Fall great time to get a new tat

CELEBRATE KNOXVILLE – While you’re thnking about fall decorations, why not add a little color to yourself? This week Celebrate Knoxville paid a visit to Liquid Ink Tattoo to chat with artist Tony Maskevich about industry trends and to ask if Knoxville has its own tat vibe.

tonymaskevichliquidinkknoxville

Tony Maskevich (pictured above) says he has worked as a tattoo artist since October of 1991, and since that time he has “heard it all from folks sitting in the chair” and has developed his own strict standards for a clean shop. He has even been a special speaker on industry standards at the University of Tennessee and has expanded his art into creating custom framed artwork (including airbrush) as well as custom design and installation of signage for other businesses. Photo by Laura Long Martin for Celebrate Knoxville.

“Tennessee has some pretty strict standards for this work, but I go even beyond that,” Maskevich says. “You saw my daughter in the lobby, right? I want this shop to be clean enough for me and for my family, as well as for all my clients. Some of the things I do here, (he points with a gloved hand to disposable plastic coverings on the ink lines from his machine and on containers on his desk) aren’t law, but I do them anyway.”

liquidinkhealthinspection2016-2

Cleanliness and hygiene are always important for Liquid Ink Tattoos, and they are inspected six times a year, Maskevich said. Fines for health inspection infringements can range from $50 to $500. The company has strict standards that go beyond what the law requires, and the excellent inspections history for the company is a testimony to high standards.

As far as trends go, Maskevich says geometric patterns from Europe are making their way into the Knoxville market, as well as tattoos designed to look like watercolor paintings. In urban cities like Knoxville, Tennessee, he sees a lot of steampunk, mandalas, and a lot of images that morph into other images like M. C. Escher paintings. As often as he can, he goes to conventions such as Tattoo Carnival of Mayhem in Pasadena, Texas, to learn tricks of the trade from other artists and to keep up with trends.

“Tribal will never go away,” he says, referring to designs that look like black and white drawings. “And I can’t tell you where those designs came from in the beginning, but now it is a standard in this business.”

Editor’s Note: Wiki says the word “tattoo” comes from the Polynesian word “tatau”, meaning “to write.”

Traditional tattoos refer to enduring symbols of a variety of nations and cultures, such as tigers, eagles, stars, swords and other weapons, and fire.

“Traditional tattoos are old school, and are respected designs among equipment makers and ink manufacturers,” Maskevich said. “That would be like the tiger with the sword through his head, or the nautical star, which is considered by some to be a reminder to seek balance in life (star points north, to find your way home).” Other symbolic designs may indicate that a person has spent time in prison (cobweb), survived a suicide attempt (semicolon) or witnessed and/or committed a murder (teardrop).

Maskevich says in 26 years in business he has heard many stories from clients, and since tattoos can be deeply personal, there is a measure of confidentiality to his work.
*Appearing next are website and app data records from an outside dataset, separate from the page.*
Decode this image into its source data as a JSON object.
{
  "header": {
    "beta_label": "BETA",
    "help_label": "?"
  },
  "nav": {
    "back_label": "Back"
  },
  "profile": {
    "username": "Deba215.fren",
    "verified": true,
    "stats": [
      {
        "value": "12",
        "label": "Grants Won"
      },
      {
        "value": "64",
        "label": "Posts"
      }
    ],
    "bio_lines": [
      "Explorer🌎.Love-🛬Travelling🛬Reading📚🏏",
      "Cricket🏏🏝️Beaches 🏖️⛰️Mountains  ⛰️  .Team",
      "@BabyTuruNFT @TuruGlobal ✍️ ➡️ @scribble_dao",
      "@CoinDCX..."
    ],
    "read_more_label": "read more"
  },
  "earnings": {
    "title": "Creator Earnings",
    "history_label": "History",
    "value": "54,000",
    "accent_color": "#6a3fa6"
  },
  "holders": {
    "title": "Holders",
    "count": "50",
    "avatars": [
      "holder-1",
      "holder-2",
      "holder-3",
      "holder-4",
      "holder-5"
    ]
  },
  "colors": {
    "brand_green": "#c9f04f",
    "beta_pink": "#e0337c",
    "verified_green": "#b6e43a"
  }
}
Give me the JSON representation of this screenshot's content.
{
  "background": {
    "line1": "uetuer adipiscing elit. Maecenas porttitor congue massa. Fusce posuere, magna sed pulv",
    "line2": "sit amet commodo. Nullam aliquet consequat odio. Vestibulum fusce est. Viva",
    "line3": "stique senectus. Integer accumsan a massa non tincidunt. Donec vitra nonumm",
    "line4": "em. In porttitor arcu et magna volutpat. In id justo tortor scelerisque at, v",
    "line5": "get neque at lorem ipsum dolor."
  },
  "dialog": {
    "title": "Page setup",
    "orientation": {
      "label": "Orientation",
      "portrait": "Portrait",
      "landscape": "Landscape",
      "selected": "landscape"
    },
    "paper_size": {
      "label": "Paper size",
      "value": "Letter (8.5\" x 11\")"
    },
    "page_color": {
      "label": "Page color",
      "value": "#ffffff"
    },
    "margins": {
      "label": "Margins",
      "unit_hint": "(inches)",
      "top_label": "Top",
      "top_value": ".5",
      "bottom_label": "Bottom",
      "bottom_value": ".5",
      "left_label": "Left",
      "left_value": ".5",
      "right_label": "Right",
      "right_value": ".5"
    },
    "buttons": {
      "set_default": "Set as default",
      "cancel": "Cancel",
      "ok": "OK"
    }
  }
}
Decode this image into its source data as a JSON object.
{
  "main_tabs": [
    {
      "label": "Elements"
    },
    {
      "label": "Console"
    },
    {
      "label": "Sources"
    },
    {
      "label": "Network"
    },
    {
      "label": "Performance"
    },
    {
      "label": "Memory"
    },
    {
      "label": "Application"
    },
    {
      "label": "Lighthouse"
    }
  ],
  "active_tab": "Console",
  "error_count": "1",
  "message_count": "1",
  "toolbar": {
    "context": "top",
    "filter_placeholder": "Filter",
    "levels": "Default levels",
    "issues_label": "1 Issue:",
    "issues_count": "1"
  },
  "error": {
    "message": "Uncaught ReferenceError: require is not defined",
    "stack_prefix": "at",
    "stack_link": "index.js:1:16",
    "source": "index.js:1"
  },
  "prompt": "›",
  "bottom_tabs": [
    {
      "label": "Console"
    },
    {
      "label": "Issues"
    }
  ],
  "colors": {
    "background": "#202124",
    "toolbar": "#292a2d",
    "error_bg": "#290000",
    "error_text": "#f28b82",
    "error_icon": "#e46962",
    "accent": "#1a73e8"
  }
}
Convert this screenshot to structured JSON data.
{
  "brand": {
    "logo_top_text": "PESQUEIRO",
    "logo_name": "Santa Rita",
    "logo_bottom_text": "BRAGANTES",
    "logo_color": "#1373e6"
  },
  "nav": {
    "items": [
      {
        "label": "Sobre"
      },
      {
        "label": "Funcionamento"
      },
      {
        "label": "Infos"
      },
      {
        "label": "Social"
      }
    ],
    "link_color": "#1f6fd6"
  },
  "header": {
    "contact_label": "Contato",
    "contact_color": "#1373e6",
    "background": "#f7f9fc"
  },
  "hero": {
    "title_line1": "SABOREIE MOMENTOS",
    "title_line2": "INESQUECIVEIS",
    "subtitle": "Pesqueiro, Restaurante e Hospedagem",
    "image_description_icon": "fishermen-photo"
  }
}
He loves clients that bring in art that they want him to duplicate, but sometimes gets annoyed with people who bring in a photo from Pinterest and want that exact tattoo, which is a challenge sometimes, especially if the design is complicated.

halfsleevetat

Maskevich says he works hard to produce the style of work clients are looking for, if not that specific design. Costs for a simple tattoo start at about $60 and can go up into hundreds, even thousands of dollars for large pieces, such as back pieces, or sleeves that cover part or all of an arm. Clients that also want body piercing can choose from a wide variety of jewelry at the shop. Gift certificates are also available.

The business often gets involved with fundraisers, and in October this year Liquid Ink plans to donate a portion of the proceeds to a friend, Bobbi Foster, who is a survivor of breast cancer.

Does Knoxville have its own tat vibe?

“Every state has tattoos that are popular for that place,” he says. “Here in East Tennessee, you better stock up on orange (ink).”

Liquid Ink is located at 12215-B Chapman Highway in Seymour, Tennessee. Call for an appointment at 865-333-5963.